◆ YOUR OBJECTIVE
List each line of the data that holds the word "icon".

◆ PROVIDED ENTRIES
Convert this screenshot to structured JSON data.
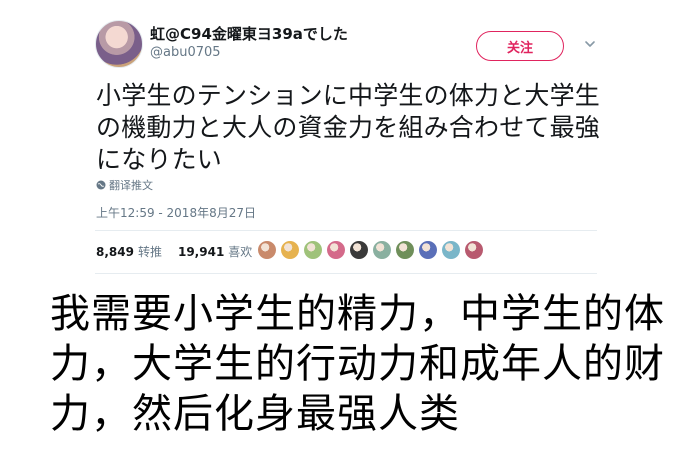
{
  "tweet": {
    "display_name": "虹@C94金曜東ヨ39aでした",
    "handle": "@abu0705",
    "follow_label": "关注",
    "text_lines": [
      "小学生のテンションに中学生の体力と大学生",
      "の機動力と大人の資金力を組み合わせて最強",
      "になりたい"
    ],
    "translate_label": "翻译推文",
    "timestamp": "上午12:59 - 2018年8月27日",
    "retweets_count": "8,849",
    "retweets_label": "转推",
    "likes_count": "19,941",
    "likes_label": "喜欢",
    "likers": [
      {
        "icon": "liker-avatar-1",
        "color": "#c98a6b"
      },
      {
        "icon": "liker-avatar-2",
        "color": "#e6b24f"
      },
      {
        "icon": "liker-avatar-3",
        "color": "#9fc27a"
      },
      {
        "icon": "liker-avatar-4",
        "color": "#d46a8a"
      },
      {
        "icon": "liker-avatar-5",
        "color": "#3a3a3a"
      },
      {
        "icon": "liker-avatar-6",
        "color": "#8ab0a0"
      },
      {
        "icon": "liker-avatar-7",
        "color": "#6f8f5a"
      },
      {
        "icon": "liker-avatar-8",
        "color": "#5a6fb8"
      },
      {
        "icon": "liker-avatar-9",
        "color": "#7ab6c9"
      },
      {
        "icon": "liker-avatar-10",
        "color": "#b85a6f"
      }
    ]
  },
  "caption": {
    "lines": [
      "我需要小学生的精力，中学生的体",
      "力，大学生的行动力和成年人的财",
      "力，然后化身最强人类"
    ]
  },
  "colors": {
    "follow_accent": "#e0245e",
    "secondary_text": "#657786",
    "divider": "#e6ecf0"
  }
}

◆ FINISHED TASK
        "icon": "liker-avatar-1",
        "icon": "liker-avatar-2",
        "icon": "liker-avatar-3",
        "icon": "liker-avatar-4",
        "icon": "liker-avatar-5",
        "icon": "liker-avatar-6",
        "icon": "liker-avatar-7",
        "icon": "liker-avatar-8",
        "icon": "liker-avatar-9",
        "icon": "liker-avatar-10",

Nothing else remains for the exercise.